“If possible, so far as it depends on you, live peaceably with all”
The other day, I posted an article that was mostly a quote from John Newton on the necessity of living at peace with our brothers and sisters in Christ though we have theological differences. It’s a really tremendous article that you should read. I can say that because my words are only those of introduction, Newton is the one that drops the gospel bombs.
As I was reflecting on Newton’s words, and even more the words of the apostle, my “but” voice reared its ugly head.
But certainly there is a place for intense debate and dialogue.
But isn’t orthodoxy just as important as orthopraxy?
But doesn’t Jesus say that He did not come to bring peace but a sword? How can I live peaceably with all if I am proclaiming an offensive gospel? Ahhh, yes that is why Paul said, “so far as it depends on you”. The gospel is offensive. Sinners don’t like the gospel. Therefore, you can chalk their charges of abrasiveness to their hatred for the gospel.
But Arminians are in error and an Arminian view of the gospel will inevitably harm the church. (There, I said it). If I believe something is in error am I not just being a good pastor to fight those that are ignorantly feeding the sheep something that will harm them? Isn’t there a time to stand up and fight? Even if it’s those within our own ranks.
But those on the other side of the aisle are lobbing stink grenades at us. They are hoisting up straw-men, torching them, and then mocking our theology.

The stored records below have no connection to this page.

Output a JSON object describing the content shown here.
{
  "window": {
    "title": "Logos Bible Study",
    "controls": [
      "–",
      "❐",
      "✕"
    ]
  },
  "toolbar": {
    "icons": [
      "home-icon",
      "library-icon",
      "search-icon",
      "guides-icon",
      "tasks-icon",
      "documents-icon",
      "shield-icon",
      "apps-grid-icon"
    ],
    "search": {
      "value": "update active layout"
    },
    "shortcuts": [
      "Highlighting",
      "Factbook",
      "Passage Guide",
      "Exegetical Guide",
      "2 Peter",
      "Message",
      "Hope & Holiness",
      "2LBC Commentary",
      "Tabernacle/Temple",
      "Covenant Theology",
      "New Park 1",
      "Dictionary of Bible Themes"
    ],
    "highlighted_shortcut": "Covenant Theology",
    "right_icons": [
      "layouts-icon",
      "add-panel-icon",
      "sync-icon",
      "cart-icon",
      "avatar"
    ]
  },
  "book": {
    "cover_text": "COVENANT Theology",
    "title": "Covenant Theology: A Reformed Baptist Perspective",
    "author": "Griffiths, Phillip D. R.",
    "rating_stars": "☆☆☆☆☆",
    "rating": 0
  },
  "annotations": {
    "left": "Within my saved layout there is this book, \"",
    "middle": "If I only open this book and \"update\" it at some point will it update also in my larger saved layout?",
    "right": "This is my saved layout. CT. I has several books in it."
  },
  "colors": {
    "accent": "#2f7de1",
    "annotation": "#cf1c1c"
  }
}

Doesn’t truth matter anymore?
And those of you that are more of the Arminian stripe can woundedly look at the example two paragraphs up and say But I’m offended. How can we NOT do battle when you say things like my theology is in error? How can we really love one another when you think I’m wrong?
Each of those “but’s” has some legitimacy. Truth does matter. But just because truth matters it does not mean that our charge to live at peace with one another and not to devour each other is somehow negated. Just because we have a “but” that we may rightly need to obey it does not let us off the hook of obeying the other truthful proposition.
Some of us are wired to latch onto the “peace” type of verses and every time we hear a “fight” verse we throw out our “But…peace”. Others are more geared to latch onto the “fight” verses and every time we hear a “peace” verse we throw out our “But…fight”. Though our “but” might be true we cannot neglect the truthfulness of the other side.
May we not let our “but” keep us from diligently pursuing obedience.